Extracted data entries
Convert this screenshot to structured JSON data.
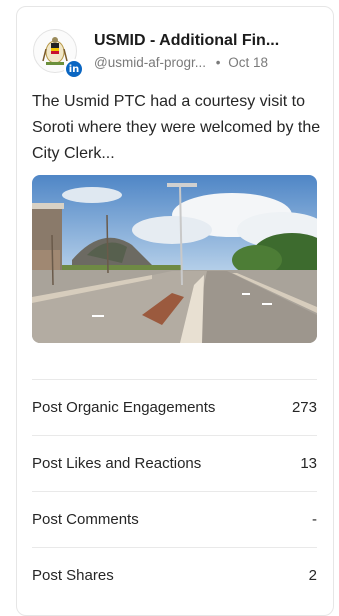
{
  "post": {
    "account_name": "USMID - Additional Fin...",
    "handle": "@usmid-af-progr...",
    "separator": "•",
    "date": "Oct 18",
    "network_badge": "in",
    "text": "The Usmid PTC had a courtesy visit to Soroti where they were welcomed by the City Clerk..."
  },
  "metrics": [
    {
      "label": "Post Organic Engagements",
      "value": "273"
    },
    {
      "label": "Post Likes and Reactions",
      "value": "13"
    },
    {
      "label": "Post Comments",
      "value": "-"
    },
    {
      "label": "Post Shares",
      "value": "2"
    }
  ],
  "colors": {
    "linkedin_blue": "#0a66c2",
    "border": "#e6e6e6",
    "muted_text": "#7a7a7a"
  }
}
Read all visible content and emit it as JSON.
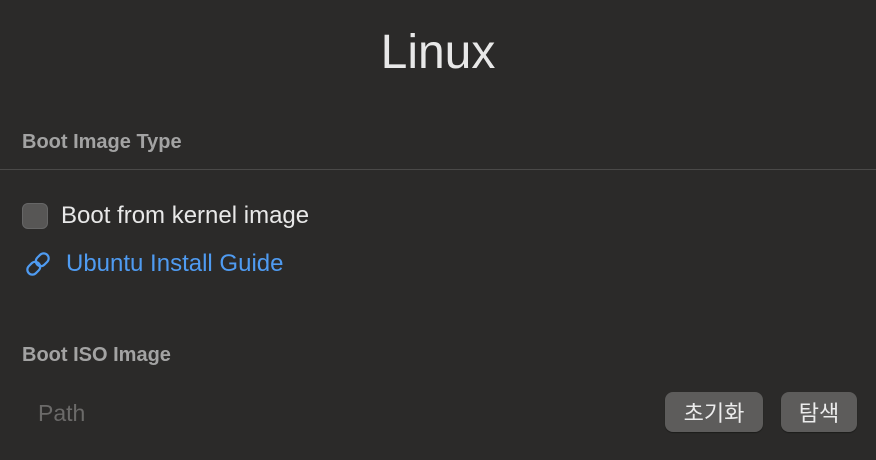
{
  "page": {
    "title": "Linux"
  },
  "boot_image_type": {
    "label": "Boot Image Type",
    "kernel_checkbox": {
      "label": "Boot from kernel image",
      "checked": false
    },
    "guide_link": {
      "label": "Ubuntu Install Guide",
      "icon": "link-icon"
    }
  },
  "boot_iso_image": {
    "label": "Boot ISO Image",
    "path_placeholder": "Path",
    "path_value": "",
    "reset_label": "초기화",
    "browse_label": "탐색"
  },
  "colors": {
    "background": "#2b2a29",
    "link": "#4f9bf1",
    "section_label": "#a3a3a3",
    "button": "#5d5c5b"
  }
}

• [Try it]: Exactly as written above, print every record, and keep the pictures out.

• [Solution to the exercise]:
Convert this screenshot to structured JSON data.
{
  "post": {
    "account_name": "USMID - Additional Fin...",
    "handle": "@usmid-af-progr...",
    "separator": "•",
    "date": "Oct 18",
    "network_badge": "in",
    "text": "The Usmid PTC had a courtesy visit to Soroti where they were welcomed by the City Clerk..."
  },
  "metrics": [
    {
      "label": "Post Organic Engagements",
      "value": "273"
    },
    {
      "label": "Post Likes and Reactions",
      "value": "13"
    },
    {
      "label": "Post Comments",
      "value": "-"
    },
    {
      "label": "Post Shares",
      "value": "2"
    }
  ],
  "colors": {
    "linkedin_blue": "#0a66c2",
    "border": "#e6e6e6",
    "muted_text": "#7a7a7a"
  }
}
Read all visible content and emit it as JSON.
{
  "page": {
    "title": "Linux"
  },
  "boot_image_type": {
    "label": "Boot Image Type",
    "kernel_checkbox": {
      "label": "Boot from kernel image",
      "checked": false
    },
    "guide_link": {
      "label": "Ubuntu Install Guide",
      "icon": "link-icon"
    }
  },
  "boot_iso_image": {
    "label": "Boot ISO Image",
    "path_placeholder": "Path",
    "path_value": "",
    "reset_label": "초기화",
    "browse_label": "탐색"
  },
  "colors": {
    "background": "#2b2a29",
    "link": "#4f9bf1",
    "section_label": "#a3a3a3",
    "button": "#5d5c5b"
  }
}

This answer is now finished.